To do whatever they want,
And never give an apology.

We never cover our mouths when we sneeze,
Say “thank you,” “you’re welcome,” or “please”.
We lick our fingers and have a food fight,
At precisely 6 o’clock every weekday night,
We burp and brag and hit and holler,
Never wash our shirts or tuck our collar,
We scratch and sniff and slap and scream,
And get away with anything.

There are no rules at Bad Manors,
Everyone is as rude as they want to be,
Without being bossed by a parent or teacher.
It’s wonderful! But strangely,
Everyone who is here lives here;
No one ever visits me.

Driving Me Crazy

sis

Siblings are the personification of every exasperating paradox. Best friends, bitter foes. As children, we played make-believe, creating genuine bonds that connect us for the rest of our lives. As the older sibling, I didn’t want my little sister tagging along after me all the time. Now, I wish that we could spend more time together. When my sister was a little diva, whose head reached my shoulder, she used to boss me around. Now, she’s three inches taller than me and…well, not everything changes.

About two weeks ago, she took her driver’s test. She failed. To be fair, her proctor was unusually bad-tempered and harsh, faulting her for waiting too long at a four-way stop.

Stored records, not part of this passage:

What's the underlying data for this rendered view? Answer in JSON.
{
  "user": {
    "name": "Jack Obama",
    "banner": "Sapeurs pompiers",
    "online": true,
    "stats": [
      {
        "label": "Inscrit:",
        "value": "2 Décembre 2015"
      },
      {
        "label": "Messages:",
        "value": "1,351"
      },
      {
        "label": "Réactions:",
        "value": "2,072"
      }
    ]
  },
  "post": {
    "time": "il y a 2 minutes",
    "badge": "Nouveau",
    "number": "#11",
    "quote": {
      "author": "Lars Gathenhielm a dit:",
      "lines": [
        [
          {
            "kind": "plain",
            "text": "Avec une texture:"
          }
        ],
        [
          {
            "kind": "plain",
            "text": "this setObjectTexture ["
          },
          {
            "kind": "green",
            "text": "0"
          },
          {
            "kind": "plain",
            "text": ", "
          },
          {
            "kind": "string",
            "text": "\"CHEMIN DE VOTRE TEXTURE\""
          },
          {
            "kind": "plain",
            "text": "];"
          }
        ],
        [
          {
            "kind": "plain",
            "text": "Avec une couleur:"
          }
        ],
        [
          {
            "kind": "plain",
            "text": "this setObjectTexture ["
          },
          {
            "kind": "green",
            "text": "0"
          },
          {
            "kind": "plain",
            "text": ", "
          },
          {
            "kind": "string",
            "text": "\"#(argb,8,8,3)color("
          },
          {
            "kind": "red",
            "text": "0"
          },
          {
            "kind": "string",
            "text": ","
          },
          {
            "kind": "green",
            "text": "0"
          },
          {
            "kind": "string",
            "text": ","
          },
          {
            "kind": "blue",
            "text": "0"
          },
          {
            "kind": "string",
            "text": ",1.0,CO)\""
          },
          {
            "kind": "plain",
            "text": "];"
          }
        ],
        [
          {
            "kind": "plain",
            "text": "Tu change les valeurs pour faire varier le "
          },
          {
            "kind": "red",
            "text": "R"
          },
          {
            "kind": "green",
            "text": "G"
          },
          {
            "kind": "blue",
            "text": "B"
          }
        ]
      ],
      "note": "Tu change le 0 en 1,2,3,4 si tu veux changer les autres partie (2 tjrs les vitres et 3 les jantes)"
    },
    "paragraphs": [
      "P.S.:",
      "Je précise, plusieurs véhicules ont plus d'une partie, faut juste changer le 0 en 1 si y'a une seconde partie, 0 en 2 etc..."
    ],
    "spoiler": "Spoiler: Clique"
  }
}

Heart-wrenching, blah, blah, blah.

I originally wrote that last sentence to mark where I was going to build an exaggerated story of our house being covered by dark rain clouds and such, but I think I’ll just keep it as it is. Mackenzie was devastated. Life went on. Heart-wrenching, blah, blah, blah.

A couple weeks later, she took it again. It was also my first day of college classes. As I was getting ready, Mom sent me second-to-second play-by-plays via agonized text messages.

Her ominous opening: “We r at the DMV now.”

Call me Ishmael. It was the best of times; it was the worst of times. We r at the DMV now.

Building up the suspense: “Since I won’t remember to tell u later, Miss Bonnie said Phillip had the same proctor as Mackenzie. He failed too! He said the same thing she did. Very mean and rude!”

The challenges that plague any hero of noble heart: “This is the longest we’ve ever had to sit.”

The moment when all of our hopes and dreams of the past 16 years seemed to speed away faster than my sister in a 40-zone: “Oh no! The mean lady is here now and Kenzie is next!!!!!!”

Five suspense-filled minutes later: “Oh no! She got another mean one!”

(Are you feeling the desperation? My first day of college certainly paled in comparison.)

And, finally, the moment of glory. Jubilant with the victory over all of the mean, clipboard-wielding ladies that the Florida Department of Motor Vehicles could find to challenge my stalwart sister, Mom proclaimed (surprisingly, with only one exclamation mark): “SHE PASSED!”

When someone gets their license, people usually joke about staying clear of the roads. But I won’t do that. Because I trust my little sister.

And I don’t have a car.

And I live about 15 hours away.

So, really, I’m not joking.

I love you, Little Sister!